Simply put, the Jam were quite possibly the greatest band that America ever missed out on. Coming as part of the first wave of British punk, the Jam went on to become the most popular of the original groups in their homeland, surpassing even the Clash in terms of popularity. On the other side of the Atlantic, however, it was a very different story. Their record label deemed them too British to be a viable commodity in the States, and bandleader Paul Weller’s unusual indifference to mounting a serious conquest here consigned his work to cutout bins and to the record collections of a few lucky fans. In the years since Weller pulled the plug on the Jam in 1982 to launch the Style Council, Jam albums have surfaced only intermittently in American record stores, frustrating the converted and cheating others out of a chance to discover a fantastic band.
When punk turned 25, the reissues and new collections began rolling in for its brightest lights, and the Jam has turned out to be no exception. The Sound of the Jam has now arrived and serves as the third serious attempt to cull together the best moments of the group. Snap! came first and won eternal devotion for its magnificent song selection and inclusion of a couple choice rarities. As the album itself became a rarity, a greatest hits collection came along and functioned as a passable imitation. Neither one really broke the band into American consciousness, so perhaps this made the people behind The Sound of the Jam wonder if they should try a different route.

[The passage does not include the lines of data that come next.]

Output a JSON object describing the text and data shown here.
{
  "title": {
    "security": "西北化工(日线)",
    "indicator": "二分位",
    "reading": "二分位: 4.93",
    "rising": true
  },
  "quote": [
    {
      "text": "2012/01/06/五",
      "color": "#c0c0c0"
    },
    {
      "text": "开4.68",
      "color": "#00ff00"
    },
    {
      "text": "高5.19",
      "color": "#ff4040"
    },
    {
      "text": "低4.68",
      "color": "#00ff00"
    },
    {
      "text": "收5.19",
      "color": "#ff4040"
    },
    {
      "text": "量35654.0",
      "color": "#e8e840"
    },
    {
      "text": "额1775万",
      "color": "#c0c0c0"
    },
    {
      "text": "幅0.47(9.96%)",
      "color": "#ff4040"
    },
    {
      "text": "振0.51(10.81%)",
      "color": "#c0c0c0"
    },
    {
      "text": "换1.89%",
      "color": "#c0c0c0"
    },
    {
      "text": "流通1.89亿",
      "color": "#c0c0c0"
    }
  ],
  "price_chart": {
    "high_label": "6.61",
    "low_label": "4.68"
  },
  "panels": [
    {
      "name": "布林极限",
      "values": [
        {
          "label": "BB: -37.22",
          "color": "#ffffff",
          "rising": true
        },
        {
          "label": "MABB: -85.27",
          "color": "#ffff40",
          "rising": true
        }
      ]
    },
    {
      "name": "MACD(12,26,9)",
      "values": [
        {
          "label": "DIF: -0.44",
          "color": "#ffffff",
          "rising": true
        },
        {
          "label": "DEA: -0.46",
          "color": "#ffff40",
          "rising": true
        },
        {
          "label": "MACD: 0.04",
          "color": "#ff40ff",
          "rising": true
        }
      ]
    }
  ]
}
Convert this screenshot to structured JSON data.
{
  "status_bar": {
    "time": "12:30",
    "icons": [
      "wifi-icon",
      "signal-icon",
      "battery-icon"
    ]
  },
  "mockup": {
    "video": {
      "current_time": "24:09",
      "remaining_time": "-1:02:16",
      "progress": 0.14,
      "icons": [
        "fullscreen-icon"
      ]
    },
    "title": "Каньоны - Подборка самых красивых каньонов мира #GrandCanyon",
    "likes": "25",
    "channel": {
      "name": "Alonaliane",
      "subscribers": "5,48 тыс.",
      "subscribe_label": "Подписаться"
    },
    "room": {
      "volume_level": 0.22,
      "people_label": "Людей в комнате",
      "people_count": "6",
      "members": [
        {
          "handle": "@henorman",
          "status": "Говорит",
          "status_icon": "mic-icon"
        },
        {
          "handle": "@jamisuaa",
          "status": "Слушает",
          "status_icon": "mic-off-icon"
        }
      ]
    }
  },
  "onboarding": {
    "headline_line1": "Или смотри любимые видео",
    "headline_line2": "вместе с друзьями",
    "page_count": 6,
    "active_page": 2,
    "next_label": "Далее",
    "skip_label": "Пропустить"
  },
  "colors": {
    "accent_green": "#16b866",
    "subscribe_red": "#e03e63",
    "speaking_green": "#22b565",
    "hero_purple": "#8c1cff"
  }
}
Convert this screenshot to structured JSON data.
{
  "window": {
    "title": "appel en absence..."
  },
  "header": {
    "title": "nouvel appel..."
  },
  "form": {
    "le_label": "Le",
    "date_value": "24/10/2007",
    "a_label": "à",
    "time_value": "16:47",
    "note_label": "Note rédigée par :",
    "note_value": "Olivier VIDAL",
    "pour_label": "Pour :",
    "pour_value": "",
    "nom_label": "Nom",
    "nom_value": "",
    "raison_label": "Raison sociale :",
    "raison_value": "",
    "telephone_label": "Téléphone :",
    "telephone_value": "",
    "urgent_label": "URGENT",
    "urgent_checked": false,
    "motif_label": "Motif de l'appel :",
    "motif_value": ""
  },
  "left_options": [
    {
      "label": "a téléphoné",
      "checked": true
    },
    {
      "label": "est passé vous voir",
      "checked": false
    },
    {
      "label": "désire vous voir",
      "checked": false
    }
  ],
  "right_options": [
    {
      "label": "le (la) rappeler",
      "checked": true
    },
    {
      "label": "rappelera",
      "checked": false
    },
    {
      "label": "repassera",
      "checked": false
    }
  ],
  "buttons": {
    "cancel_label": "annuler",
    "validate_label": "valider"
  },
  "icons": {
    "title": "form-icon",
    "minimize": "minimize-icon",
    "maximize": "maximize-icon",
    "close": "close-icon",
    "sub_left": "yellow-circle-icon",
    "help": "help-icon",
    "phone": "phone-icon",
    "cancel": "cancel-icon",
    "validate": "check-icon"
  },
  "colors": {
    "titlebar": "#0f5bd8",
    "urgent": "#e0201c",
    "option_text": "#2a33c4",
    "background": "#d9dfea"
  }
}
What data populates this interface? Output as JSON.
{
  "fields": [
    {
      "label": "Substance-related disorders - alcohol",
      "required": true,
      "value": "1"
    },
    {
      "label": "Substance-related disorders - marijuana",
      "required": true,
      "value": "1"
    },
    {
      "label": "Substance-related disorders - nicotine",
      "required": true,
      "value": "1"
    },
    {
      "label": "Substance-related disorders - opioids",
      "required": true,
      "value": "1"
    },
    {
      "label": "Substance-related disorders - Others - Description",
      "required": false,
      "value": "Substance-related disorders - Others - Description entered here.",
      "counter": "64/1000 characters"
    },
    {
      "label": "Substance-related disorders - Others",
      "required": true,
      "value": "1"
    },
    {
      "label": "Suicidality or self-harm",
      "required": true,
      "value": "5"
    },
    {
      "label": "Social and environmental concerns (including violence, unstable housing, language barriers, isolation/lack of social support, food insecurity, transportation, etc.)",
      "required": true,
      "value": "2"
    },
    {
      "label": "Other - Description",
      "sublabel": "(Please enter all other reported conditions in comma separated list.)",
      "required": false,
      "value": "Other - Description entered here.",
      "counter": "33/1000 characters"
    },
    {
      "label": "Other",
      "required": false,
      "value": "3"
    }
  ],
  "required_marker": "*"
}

Since the Jam had such a canonical list of singles, it’s tempting to simply put those together for a project like this, but Sound eschews this approach and delves into some nontraditional cuts like “Away From the Numbers”, “Mr. Clean”, and “Pretty Green”. On top of this, it tosses some rarities like “Liza Radley”, the fan club version of “Tales From the Riverbank”, and lost gem “The Butterfly Collector”. On the one hand, it’s an admirable move, especially since the Jam’s albums tend to be criminally overlooked in favor of their singles. “English Rose”, for example, is as deserving of a place on a retrospective as any other track, so it’s heartening to find it here. Yet it’s hard to shake the feeling that Sound is trying to have it both ways, functioning as a best-of CD for the uninitiated and a rarities album to milk a few extra dollars or pounds out of the completists. It works much better as the former, offering a new and equally valid picture of the Jam. As the former, it hits and misses. While all the unearthed treasures are fine, they don’t unearth enough of them, sticking to the album versions of songs like “Start!” that were presented in superior form as singles. It would’ve been easy enough to include those, as it would’ve been to follow the lead of Snap! and use the spectacular demo version of “That’s Entertainment” instead the comparatively overwrought final cut.
Besides that, aficionados will mourn the absence of “All Around the World”, “A-Bomb in Wardour Street”, “Strange Town”, “Smithers-Jones”, “Absolute Beginners”, and the exhilarating “Funeral Pyre”, and while that’s a massive list for an album claiming to sum up the Jam, Sound does give much-needed credit to the band’s quieter side. It also is smart enough to present their work in chronological order. Changing as much as they did over the course of their brief career, the Jam works wonderfully in an anthology format. As Sound plays, you are able to hear Weller’s muse first ground him in mod-indebted punk, then teach him the lessons of Pete Townshend and Ray Davies, and lastly inject a little bit of soul into the mix. Despite the clear influences, Weller and his unsung partners Bruce Foxton and Rick Buckler left behind a body of work that was wholly their own, one that shows off the fierce integrity of its authors. If The Sound of the Jam falters somewhat in packaging this, it at least takes a valiant stab at maintaining its rightful presence in the world as it turns a quarter-century old.
// Sound Affects
"The man whose songs were recorded by Johnny Cash, Alan Jackson, Ricky Skaggs, David Allan Coe, The Highwaymen, and countless others succumbs to time’s cruel cue that the only token of permanence we have to offer are the effects of shared moments and memories.READ the article